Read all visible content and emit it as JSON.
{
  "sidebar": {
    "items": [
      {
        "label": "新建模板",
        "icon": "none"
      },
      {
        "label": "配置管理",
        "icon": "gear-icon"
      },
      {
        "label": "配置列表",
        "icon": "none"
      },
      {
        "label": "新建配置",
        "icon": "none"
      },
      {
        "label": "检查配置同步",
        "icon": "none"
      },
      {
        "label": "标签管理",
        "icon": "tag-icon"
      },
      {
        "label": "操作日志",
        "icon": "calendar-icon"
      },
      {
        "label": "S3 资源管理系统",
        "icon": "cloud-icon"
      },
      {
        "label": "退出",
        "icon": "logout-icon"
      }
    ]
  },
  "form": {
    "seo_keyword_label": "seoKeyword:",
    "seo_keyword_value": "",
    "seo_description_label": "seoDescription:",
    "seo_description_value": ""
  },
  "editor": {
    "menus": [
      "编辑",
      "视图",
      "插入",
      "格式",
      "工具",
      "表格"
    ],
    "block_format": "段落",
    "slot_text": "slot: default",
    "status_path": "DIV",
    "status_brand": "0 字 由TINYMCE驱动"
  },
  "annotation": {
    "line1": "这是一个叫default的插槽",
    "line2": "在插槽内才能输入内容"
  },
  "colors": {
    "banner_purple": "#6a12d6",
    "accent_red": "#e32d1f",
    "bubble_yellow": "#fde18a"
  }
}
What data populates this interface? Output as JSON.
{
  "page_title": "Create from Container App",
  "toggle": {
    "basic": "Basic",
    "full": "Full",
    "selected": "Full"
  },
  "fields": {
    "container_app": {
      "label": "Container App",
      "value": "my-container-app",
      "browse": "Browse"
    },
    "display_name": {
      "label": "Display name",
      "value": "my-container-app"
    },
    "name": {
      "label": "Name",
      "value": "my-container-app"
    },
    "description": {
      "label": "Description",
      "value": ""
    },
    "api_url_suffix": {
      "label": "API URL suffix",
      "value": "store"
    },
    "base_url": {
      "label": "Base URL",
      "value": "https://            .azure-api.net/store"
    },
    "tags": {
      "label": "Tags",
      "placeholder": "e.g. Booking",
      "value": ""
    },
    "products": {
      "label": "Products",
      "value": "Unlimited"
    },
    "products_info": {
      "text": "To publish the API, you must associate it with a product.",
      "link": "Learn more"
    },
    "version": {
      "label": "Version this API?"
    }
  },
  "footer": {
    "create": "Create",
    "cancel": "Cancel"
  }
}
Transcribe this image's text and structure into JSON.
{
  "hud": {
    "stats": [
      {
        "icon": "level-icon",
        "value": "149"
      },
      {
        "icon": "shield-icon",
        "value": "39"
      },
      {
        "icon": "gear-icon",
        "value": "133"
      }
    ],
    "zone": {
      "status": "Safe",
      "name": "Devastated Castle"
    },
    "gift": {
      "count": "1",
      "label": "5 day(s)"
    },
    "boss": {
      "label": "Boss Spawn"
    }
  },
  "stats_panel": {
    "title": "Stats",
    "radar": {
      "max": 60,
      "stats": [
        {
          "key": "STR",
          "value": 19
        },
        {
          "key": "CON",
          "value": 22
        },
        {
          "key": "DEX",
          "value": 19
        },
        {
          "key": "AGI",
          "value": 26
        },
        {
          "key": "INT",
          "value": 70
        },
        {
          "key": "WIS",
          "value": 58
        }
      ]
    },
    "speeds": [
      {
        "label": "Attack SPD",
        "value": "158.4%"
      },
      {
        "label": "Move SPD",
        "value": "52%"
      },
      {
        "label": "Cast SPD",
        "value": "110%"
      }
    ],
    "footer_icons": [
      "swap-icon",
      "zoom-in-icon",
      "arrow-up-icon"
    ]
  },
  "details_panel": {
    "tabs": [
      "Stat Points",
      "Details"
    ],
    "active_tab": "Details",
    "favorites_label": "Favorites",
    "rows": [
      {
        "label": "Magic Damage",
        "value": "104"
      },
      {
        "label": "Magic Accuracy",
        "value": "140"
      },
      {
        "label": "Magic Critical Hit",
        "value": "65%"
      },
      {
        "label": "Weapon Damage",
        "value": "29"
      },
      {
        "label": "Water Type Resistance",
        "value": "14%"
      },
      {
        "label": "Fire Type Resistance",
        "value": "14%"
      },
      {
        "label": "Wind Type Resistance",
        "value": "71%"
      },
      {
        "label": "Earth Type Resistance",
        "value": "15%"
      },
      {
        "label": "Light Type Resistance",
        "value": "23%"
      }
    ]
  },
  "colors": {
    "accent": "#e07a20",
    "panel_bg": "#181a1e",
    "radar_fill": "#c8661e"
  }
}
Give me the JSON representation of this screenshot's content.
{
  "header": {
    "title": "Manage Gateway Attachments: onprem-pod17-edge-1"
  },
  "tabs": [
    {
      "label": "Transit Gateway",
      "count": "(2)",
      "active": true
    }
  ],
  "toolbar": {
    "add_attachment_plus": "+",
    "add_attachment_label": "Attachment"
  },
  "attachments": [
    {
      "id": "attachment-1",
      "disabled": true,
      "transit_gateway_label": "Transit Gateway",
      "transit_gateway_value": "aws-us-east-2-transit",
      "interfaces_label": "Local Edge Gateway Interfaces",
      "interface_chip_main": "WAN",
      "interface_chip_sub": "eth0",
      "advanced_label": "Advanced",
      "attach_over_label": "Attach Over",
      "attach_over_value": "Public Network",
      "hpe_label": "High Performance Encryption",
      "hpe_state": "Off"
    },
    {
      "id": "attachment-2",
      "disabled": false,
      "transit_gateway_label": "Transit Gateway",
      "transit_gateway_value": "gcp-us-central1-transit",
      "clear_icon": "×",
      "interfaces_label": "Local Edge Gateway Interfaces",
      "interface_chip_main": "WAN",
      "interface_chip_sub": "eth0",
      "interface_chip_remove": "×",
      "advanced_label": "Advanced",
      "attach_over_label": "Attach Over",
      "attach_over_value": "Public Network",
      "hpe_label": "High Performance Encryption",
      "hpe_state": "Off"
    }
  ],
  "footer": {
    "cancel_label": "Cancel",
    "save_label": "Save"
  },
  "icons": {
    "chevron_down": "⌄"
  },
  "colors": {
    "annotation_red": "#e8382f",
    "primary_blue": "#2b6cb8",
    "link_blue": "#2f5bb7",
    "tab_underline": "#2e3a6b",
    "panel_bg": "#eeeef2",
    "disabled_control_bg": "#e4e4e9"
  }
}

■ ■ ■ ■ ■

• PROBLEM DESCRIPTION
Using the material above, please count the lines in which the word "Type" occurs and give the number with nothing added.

• RESULT FOR THIS EXERCISE
5